Do you believe that someone is abusing power of attorney? Whether it is you who is the  principal—meaning you granted the POA—or it is another loved one who is the principal, it is imperative that you take immediate action to address the issue. Abuse of POA is a very serious elder law matter that should always be dealt with proactively. Here are five steps to take if you believe power of attorney is being abused in Massachusetts:

  • Document the Abuse: Why do you think abuse of power of attorney is occurring? You should write that down and save any information or evidence that supports your position. By carefully and thoroughly documenting the abuse, you will be in the best possible position to address the problem.
  • Revoke POA (if Possible): A POA can be revoked in Massachusetts at any time—assuming that the principal has legal capacity. If it is your POA and you are mentally competent, revoke it. That will stop the abuse. If it is your loved one’s POA and they are competent, talk to them about revoking the POA.
  • Try to Protect Funds: There may be options for protecting certain funds, property, and assets, from the person (agent) who is abusing their POA. This can help to stop further damage. An experienced legal professional can help you determine the proper course of action.
  • Consider Reporting the Abuse to Legal Authorities: Depending on the nature of the allegations and the extent of the abuse, you may need to get legal authorities involved. It could be a case that should go to a regulator that protects senior citizens or other vulnerable people.
  • Consult With a Massachusetts Estate Planning Attorney: If you suspect serious abuse of POA, you need to call a lawyer—especially if you believe that your vulnerable family member is having their POA abused by another party. A Massachusetts estate planning attorney who has experience with POA cases can help you take immediate action.

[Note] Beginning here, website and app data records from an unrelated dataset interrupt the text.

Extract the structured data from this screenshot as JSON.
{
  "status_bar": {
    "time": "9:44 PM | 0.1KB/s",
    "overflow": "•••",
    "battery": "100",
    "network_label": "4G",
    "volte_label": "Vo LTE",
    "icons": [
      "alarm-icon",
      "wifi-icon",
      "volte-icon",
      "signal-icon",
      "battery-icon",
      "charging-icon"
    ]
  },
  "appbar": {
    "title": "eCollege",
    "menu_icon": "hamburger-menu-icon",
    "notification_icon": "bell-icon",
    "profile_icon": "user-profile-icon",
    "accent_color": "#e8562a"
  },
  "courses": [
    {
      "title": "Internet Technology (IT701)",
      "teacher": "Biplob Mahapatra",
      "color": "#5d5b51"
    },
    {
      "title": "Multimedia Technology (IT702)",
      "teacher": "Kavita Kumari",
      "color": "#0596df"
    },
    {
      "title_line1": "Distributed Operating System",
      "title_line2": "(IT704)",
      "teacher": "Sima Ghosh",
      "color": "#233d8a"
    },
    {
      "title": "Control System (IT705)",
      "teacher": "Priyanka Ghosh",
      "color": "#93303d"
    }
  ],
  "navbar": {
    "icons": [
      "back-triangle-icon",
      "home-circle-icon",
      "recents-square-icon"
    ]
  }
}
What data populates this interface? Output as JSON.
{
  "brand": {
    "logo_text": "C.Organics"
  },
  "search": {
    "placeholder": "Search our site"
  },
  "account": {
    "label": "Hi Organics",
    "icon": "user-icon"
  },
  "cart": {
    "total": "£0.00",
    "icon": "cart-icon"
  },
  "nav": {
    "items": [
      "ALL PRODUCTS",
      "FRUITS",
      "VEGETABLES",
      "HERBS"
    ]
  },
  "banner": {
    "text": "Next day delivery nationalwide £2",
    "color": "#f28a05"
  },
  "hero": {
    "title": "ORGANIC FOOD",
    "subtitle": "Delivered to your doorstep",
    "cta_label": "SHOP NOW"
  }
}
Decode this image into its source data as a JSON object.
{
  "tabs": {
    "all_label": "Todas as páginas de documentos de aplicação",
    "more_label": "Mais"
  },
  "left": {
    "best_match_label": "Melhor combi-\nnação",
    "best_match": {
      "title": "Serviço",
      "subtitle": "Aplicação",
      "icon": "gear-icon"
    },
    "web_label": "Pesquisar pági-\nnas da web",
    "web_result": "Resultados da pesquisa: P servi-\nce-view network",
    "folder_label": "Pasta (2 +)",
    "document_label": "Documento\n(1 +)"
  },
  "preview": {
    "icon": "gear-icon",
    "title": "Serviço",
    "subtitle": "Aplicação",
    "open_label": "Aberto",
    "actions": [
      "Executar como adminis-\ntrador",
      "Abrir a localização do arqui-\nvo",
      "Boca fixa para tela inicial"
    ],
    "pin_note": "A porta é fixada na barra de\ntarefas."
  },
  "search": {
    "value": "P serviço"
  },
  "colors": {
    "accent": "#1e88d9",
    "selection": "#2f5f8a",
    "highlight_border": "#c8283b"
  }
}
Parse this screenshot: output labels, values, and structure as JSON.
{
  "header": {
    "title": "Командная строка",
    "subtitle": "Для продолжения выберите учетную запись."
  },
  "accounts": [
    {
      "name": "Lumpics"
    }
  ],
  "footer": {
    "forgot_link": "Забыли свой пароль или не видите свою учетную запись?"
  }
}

Why Rely on the Massachusetts POA Lawyers at BK Estate Planning Attorneys?

Estate planning is complicated. If you have questions about how the power of attorney works, you are far from alone. At BK Estate Planning Attorneys, we help clients navigate a wide array of issues—including questions and legal disputes over the use of POA. When you call our estate planning firm, you will have opportunity to consult with a Massachusetts POA lawyer who can:

  • Conduct a comprehensive review and evaluation of your case;
  • Answer questions about POA duties and explain your options;
  • Investigate the matter, gathering all relevant information;
  • Handle legal paperwork and offer general guidance/advice; and
  • Take whatever action is needed to protect your best interests.

Call us now or connect with us online to request a confidential case review. From our law offices in Boston, Plymouth, and Gloucester, our firm is well-positioned to provide estate planning and estate administration services throughout the area.